On the way to Exbury, where the house we short-listed is still for sale, we passed through Beaulieu, the river of which was reported by the newspaper to have overflown its banks.  We wondered whether this would have caused any traffic problems.  Although the surrounding forest is now being swamped by its winter pools, the river seems to have subsided.  We were, however, held up on the way back by tree clearances necessitated by the storm of a fortnight ago.


Jackie on pathExbury Gardens seemed to be devoid of arboreal corpses, although we could hear machinery operating in parts we didn’t visit.Trees and shrubs  Two days ago I Maples and rohododendronsspoke of the lack of red trees in the forest.  Now I know where they all are.  Created in the 1920s, the gardens extend over 200 acres of natural beauty, and are world-famous for their collections of rhododendrons, azaleas, camellias, rare trees, and shrubs.  The colours of these latter plants were quite spectacular, whether seen individually or laid side by side as in a painter’s palette.

Many of the trees here I have never seen before.  It is helpful that they have labels attached for our information.
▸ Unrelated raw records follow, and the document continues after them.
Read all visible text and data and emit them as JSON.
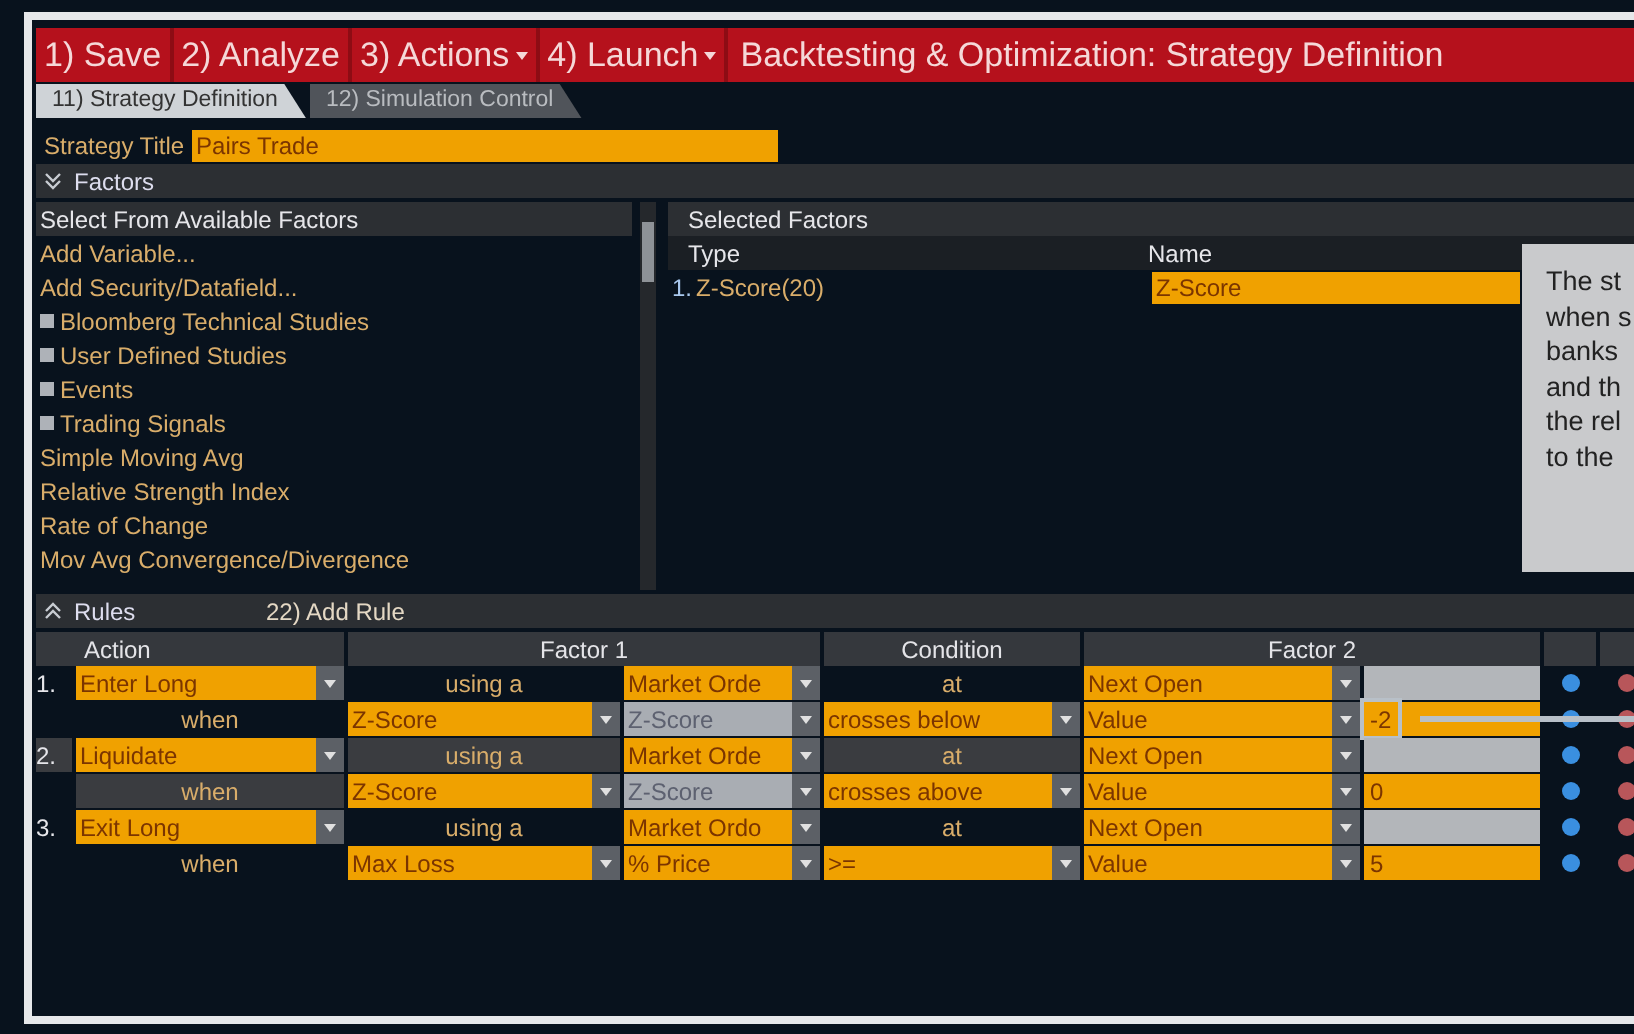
{
  "menu": [
    {
      "label": "1) Save",
      "dropdown": false
    },
    {
      "label": "2) Analyze",
      "dropdown": false
    },
    {
      "label": "3) Actions",
      "dropdown": true
    },
    {
      "label": "4) Launch",
      "dropdown": true
    }
  ],
  "title": "Backtesting & Optimization: Strategy Definition",
  "tabs": [
    {
      "label": "11) Strategy Definition",
      "selected": true
    },
    {
      "label": "12) Simulation Control",
      "selected": false
    }
  ],
  "strategy_title": {
    "label": "Strategy Title",
    "value": "Pairs Trade"
  },
  "factors": {
    "header": "Factors",
    "available": {
      "header": "Select From Available Factors",
      "items": [
        {
          "kind": "action",
          "label": "Add Variable..."
        },
        {
          "kind": "action",
          "label": "Add Security/Datafield..."
        },
        {
          "kind": "group",
          "label": "Bloomberg Technical Studies"
        },
        {
          "kind": "group",
          "label": "User Defined Studies"
        },
        {
          "kind": "group",
          "label": "Events"
        },
        {
          "kind": "group",
          "label": "Trading Signals"
        },
        {
          "kind": "item",
          "label": "Simple Moving Avg"
        },
        {
          "kind": "item",
          "label": "Relative Strength Index"
        },
        {
          "kind": "item",
          "label": "Rate of Change"
        },
        {
          "kind": "item",
          "label": "Mov Avg Convergence/Divergence"
        }
      ]
    },
    "selected": {
      "header": "Selected Factors",
      "columns": [
        "Type",
        "Name"
      ],
      "rows": [
        {
          "number": "1.",
          "type": "Z-Score(20)",
          "name": "Z-Score"
        }
      ]
    }
  },
  "tooltip": {
    "lines": [
      "The st",
      "when s",
      "banks",
      "and th",
      "the rel",
      "to the"
    ]
  },
  "rules": {
    "header": "Rules",
    "add_button": "22) Add Rule",
    "columns": [
      "Action",
      "Factor 1",
      "Condition",
      "Factor 2"
    ],
    "items": [
      {
        "number": "1.",
        "lines": [
          [
            {
              "kind": "dropdown",
              "text": "Enter Long",
              "disabled": false
            },
            {
              "kind": "label",
              "text": "using a"
            },
            {
              "kind": "dropdown",
              "text": "Market Orde",
              "disabled": false
            },
            {
              "kind": "label",
              "text": "at"
            },
            {
              "kind": "dropdown",
              "text": "Next Open",
              "disabled": false
            },
            {
              "kind": "field",
              "disabled": true
            }
          ],
          [
            {
              "kind": "label",
              "text": "when"
            },
            {
              "kind": "dropdown",
              "text": "Z-Score",
              "disabled": false
            },
            {
              "kind": "dropdown",
              "text": "Z-Score",
              "disabled": true
            },
            {
              "kind": "dropdown",
              "text": "crosses below",
              "disabled": false
            },
            {
              "kind": "dropdown",
              "text": "Value",
              "disabled": false
            },
            {
              "kind": "field",
              "text": "-2",
              "disabled": false,
              "focused": true
            }
          ]
        ]
      },
      {
        "number": "2.",
        "lines": [
          [
            {
              "kind": "dropdown",
              "text": "Liquidate",
              "disabled": false
            },
            {
              "kind": "label",
              "text": "using a"
            },
            {
              "kind": "dropdown",
              "text": "Market Orde",
              "disabled": false
            },
            {
              "kind": "label",
              "text": "at"
            },
            {
              "kind": "dropdown",
              "text": "Next Open",
              "disabled": false
            },
            {
              "kind": "field",
              "disabled": true
            }
          ],
          [
            {
              "kind": "label",
              "text": "when"
            },
            {
              "kind": "dropdown",
              "text": "Z-Score",
              "disabled": false
            },
            {
              "kind": "dropdown",
              "text": "Z-Score",
              "disabled": true
            },
            {
              "kind": "dropdown",
              "text": "crosses above",
              "disabled": false
            },
            {
              "kind": "dropdown",
              "text": "Value",
              "disabled": false
            },
            {
              "kind": "field",
              "text": "0",
              "disabled": false,
              "focused": false
            }
          ]
        ]
      },
      {
        "number": "3.",
        "lines": [
          [
            {
              "kind": "dropdown",
              "text": "Exit Long",
              "disabled": false
            },
            {
              "kind": "label",
              "text": "using a"
            },
            {
              "kind": "dropdown",
              "text": "Market Ordo",
              "disabled": false
            },
            {
              "kind": "label",
              "text": "at"
            },
            {
              "kind": "dropdown",
              "text": "Next Open",
              "disabled": false
            },
            {
              "kind": "field",
              "disabled": true
            }
          ],
          [
            {
              "kind": "label",
              "text": "when"
            },
            {
              "kind": "dropdown",
              "text": "Max Loss",
              "disabled": false
            },
            {
              "kind": "dropdown",
              "text": "% Price",
              "disabled": false
            },
            {
              "kind": "dropdown",
              "text": ">=",
              "disabled": false
            },
            {
              "kind": "dropdown",
              "text": "Value",
              "disabled": false
            },
            {
              "kind": "field",
              "text": "5",
              "disabled": false,
              "focused": false
            }
          ]
        ]
      }
    ]
  }
}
Lichen onmahogany barked cherry That describing the mahogany barked cherry tree was suspended by a copper wire complementing the stripes around the fresher sections of bark which hosted bright green lichen.Path beneath pines

Maple leaves on groundRed maple leaves on ground

No Persian carpet could rival those provided by the maples and the pines.

Some of the shrubs, for example the Clerodendrum trichotomums, are clearly grown for their fascinating berries.

Clerodendrum trichtomum

In the Five Arrows Gallery was a fine display of Nerines, of which the gardens have a splendid selection for sale.

Nerines exhibition

Pampas grasses and trees

Whether it was the air, the exercise, or the combination of Sudofed and Ibuprofen, I did feel somewhat better by the time we returned home.  It doesn’t really matter which it was, does it?  Notoriously resistant to taking anything for a headache, I am mellowing somewhat in my old age.  This would please my one-time Deputy, Carol Elstub, who once tried to persuade me to take paracetamol.  I said I didn’t like to take anything because if it made me better I wouldn’t know whether I still had whatever it was.  ‘You see’, I said, ‘I like to know what I’ve got’.  ‘You know what you’ve got’, she replied, ‘you’ve got a headache’.  There was no answer to that really.

This evening Jackie fed us on her Moroccan pork, couscous, runner beans and cauliflower; followed by bread pudding and custard.  And very good it all was, too.